Reading the letters, the only medium of communication available to Southey and his contemporaries, reinforces our understanding of the processes by which knowledge circulated in the Romantic period. It also reveals the increasing influence of middle-class morality as he became more settled in his profession, and reflects the values of like-minded members of his circle. Commenting on topical issues, Southey’s letters report his strong feelings on Catholic reform, and the mutual disgust of many at the corrupt practices of notable figures such as Lord Melville and the Duke of York. They also remind us of how events that had national consequences were viewed outside the centres of power in Westminster. The speed at which such information is communicated and commented on in Southey’s correspondence, belies assumptions that those in the provinces were isolated from the metropolis, or that geographical remoteness inculcated political apathy.

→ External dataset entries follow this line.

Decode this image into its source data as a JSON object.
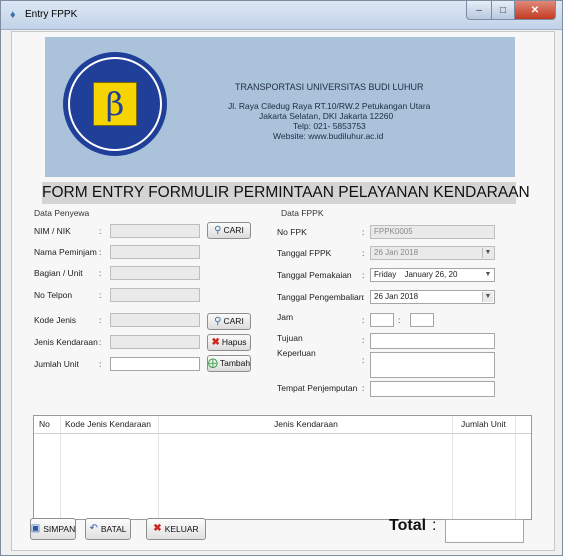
{
  "window": {
    "title": "Entry FPPK",
    "controls": {
      "minimize": "–",
      "maximize": "□",
      "close": "✕"
    }
  },
  "header": {
    "lines": [
      "TRANSPORTASI UNIVERSITAS BUDI LUHUR",
      "Jl. Raya Ciledug Raya RT.10/RW.2 Petukangan Utara",
      "Jakarta Selatan, DKI Jakarta 12260",
      "Telp: 021- 5853753",
      "Website: www.budiluhur.ac.id"
    ]
  },
  "form_title": "FORM ENTRY FORMULIR PERMINTAAN PELAYANAN KENDARAAN",
  "data_penyewa": {
    "group_label": "Data Penyewa",
    "labels": {
      "nim": "NIM / NIK",
      "nama": "Nama Peminjam",
      "bagian": "Bagian / Unit",
      "telpon": "No Telpon",
      "kode_jenis": "Kode Jenis",
      "jenis_kendaraan": "Jenis Kendaraan",
      "jumlah_unit": "Jumlah Unit"
    },
    "colon": ":",
    "buttons": {
      "cari": "CARI",
      "hapus": "Hapus",
      "tambah": "Tambah"
    }
  },
  "data_fppk": {
    "group_label": "Data FPPK",
    "labels": {
      "no_fpk": "No FPK",
      "tgl_fppk": "Tanggal FPPK",
      "tgl_pemakaian": "Tanggal Pemakaian",
      "tgl_pengembalian": "Tanggal Pengembalian",
      "jam": "Jam",
      "tujuan": "Tujuan",
      "keperluan": "Keperluan",
      "tempat": "Tempat Penjemputan"
    },
    "values": {
      "no_fpk": "FPPK0005",
      "tgl_fppk": "26 Jan 2018",
      "tgl_pemakaian_day": "Friday",
      "tgl_pemakaian_date": "January  26, 20",
      "tgl_pengembalian": "26 Jan 2018"
    },
    "colon": ":"
  },
  "grid": {
    "columns": [
      "No",
      "Kode Jenis Kendaraan",
      "Jenis Kendaraan",
      "Jumlah Unit"
    ]
  },
  "bottom": {
    "buttons": {
      "simpan": "SIMPAN",
      "batal": "BATAL",
      "keluar": "KELUAR"
    },
    "total_label": "Total",
    "total_colon": ":"
  },
  "colors": {
    "banner": "#aac3db",
    "logo_blue": "#1f3f98",
    "logo_yellow": "#f5d400",
    "close_red": "#c23a23"
  }
}
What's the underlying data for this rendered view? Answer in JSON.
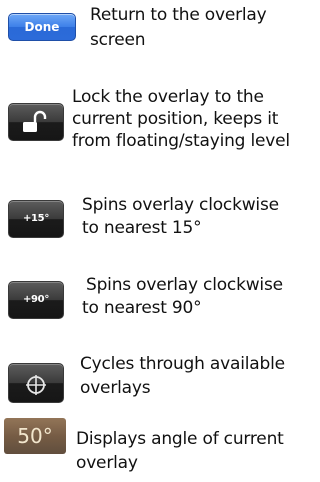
{
  "items": [
    {
      "button_label": "Done",
      "line1": "Return to the overlay",
      "line2": "screen"
    },
    {
      "icon": "unlock-icon",
      "line1": "Lock the overlay to the",
      "line2": "current position, keeps it",
      "line3": "from floating/staying level"
    },
    {
      "button_label": "+15°",
      "line1": "Spins overlay clockwise",
      "line2": "to nearest 15°"
    },
    {
      "button_label": "+90°",
      "line1": "Spins overlay clockwise",
      "line2": "to nearest 90°"
    },
    {
      "icon": "crosshair-icon",
      "line1": "Cycles through available",
      "line2": "overlays"
    },
    {
      "button_label": "50°",
      "line1": "Displays angle of current",
      "line2": "overlay"
    }
  ],
  "colors": {
    "done_blue": "#3d7fe8",
    "dark_button": "#1b1b1b",
    "angle_brown": "#6b4f36"
  }
}
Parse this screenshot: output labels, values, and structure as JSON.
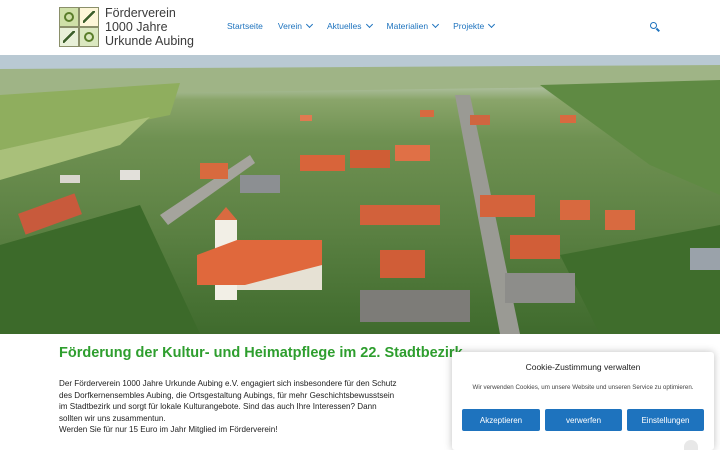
{
  "header": {
    "title_lines": [
      "Förderverein",
      "1000 Jahre",
      "Urkunde Aubing"
    ],
    "nav": [
      {
        "label": "Startseite",
        "has_dropdown": false
      },
      {
        "label": "Verein",
        "has_dropdown": true
      },
      {
        "label": "Aktuelles",
        "has_dropdown": true
      },
      {
        "label": "Materialien",
        "has_dropdown": true
      },
      {
        "label": "Projekte",
        "has_dropdown": true
      }
    ],
    "search_icon": "search-icon"
  },
  "hero": {
    "image": "aerial-village-photo"
  },
  "main": {
    "headline": "Förderung der Kultur- und Heimatpflege im 22. Stadtbezirk",
    "paragraph_lines": [
      "Der Förderverein 1000 Jahre Urkunde Aubing e.V.  engagiert sich insbesondere für den Schutz",
      "des Dorfkernensembles Aubing, die Ortsgestaltung Aubings, für mehr Geschichtsbewusstsein",
      "im Stadtbezirk und sorgt für lokale Kulturangebote. Sind das auch Ihre Interessen? Dann",
      "sollten wir uns zusammentun.",
      "Werden Sie für nur 15 Euro im Jahr Mitglied im Förderverein!"
    ]
  },
  "cookie": {
    "title": "Cookie-Zustimmung verwalten",
    "text": "Wir verwenden Cookies, um unsere Website und unseren Service zu optimieren.",
    "accept_label": "Akzeptieren",
    "reject_label": "verwerfen",
    "settings_label": "Einstellungen"
  },
  "colors": {
    "accent": "#1e73be",
    "headline": "#2e9e2e"
  }
}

Correspondence may have been Southey’s lifeline and network of influence, but it was fragile. Letters got lost, or never arrived – even in his own time. He discovered that messages his brother Tom threw overboard in bottles were as likely to reach him as his letters to Tom, sent by post, were to arrive at his ship. And although inland post was reliable, many correspondents of this period did not keep Southey’s letters. Although over 800 survive, references within surviving letters to ones now lost remind us of the fragile, selective nature of what has come down to us. It is clear from this edition, that some important correspondences now exist only in part, or not at all, notably with Coleridge, George Dyer, Stuart, Cottle and Charles Lamb. Nevertheless, we are able to present here previously unpublished letters containing assessments of such luminaries as Wordsworth, Coleridge, Scott and Davy. Southey’s understanding of the writing of his peers and his centrality to Romantic literary culture are both on display as never before.